*** Opening Extracted information ***
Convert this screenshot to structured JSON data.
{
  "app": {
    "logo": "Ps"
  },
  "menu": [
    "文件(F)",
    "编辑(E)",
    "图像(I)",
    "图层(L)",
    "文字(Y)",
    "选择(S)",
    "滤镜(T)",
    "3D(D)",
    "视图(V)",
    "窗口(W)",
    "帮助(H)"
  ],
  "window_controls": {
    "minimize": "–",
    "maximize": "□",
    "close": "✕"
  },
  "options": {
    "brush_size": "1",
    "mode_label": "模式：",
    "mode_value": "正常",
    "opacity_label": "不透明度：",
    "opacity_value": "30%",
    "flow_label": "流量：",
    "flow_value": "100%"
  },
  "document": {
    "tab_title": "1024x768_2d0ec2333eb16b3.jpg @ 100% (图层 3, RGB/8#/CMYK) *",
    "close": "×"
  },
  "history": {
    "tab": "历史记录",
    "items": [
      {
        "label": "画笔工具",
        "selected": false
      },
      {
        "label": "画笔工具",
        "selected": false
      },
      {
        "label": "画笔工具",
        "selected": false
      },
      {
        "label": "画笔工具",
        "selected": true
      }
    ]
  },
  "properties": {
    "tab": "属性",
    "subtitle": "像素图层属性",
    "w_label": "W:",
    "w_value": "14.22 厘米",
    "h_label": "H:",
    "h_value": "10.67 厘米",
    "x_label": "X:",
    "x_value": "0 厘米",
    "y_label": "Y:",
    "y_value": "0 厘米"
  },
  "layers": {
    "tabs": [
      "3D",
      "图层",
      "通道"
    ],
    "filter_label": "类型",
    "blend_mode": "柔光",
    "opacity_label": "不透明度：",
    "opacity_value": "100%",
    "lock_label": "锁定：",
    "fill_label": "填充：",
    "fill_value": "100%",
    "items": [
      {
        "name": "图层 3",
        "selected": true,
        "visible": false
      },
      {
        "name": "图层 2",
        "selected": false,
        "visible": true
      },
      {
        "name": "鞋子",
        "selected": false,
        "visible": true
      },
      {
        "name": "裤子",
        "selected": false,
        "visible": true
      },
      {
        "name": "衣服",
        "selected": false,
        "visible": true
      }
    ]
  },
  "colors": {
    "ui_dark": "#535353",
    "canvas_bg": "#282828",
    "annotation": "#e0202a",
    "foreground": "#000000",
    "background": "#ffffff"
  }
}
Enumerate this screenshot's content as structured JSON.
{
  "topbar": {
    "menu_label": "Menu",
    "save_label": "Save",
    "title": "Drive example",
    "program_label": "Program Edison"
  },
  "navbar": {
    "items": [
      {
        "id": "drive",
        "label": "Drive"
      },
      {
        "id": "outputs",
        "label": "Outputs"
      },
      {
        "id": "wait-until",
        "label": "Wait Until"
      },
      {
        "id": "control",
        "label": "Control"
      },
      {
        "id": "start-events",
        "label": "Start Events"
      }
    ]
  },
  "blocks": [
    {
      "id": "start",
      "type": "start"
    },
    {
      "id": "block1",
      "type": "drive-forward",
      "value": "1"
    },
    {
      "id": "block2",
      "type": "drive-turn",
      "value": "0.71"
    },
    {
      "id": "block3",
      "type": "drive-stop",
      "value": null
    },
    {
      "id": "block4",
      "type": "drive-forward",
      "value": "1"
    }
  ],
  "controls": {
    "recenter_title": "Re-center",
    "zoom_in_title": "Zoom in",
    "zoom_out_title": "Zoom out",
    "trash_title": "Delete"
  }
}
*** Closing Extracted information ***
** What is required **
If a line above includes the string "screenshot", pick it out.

** Your solution **
Convert this screenshot to structured JSON data.
Enumerate this screenshot's content as structured JSON.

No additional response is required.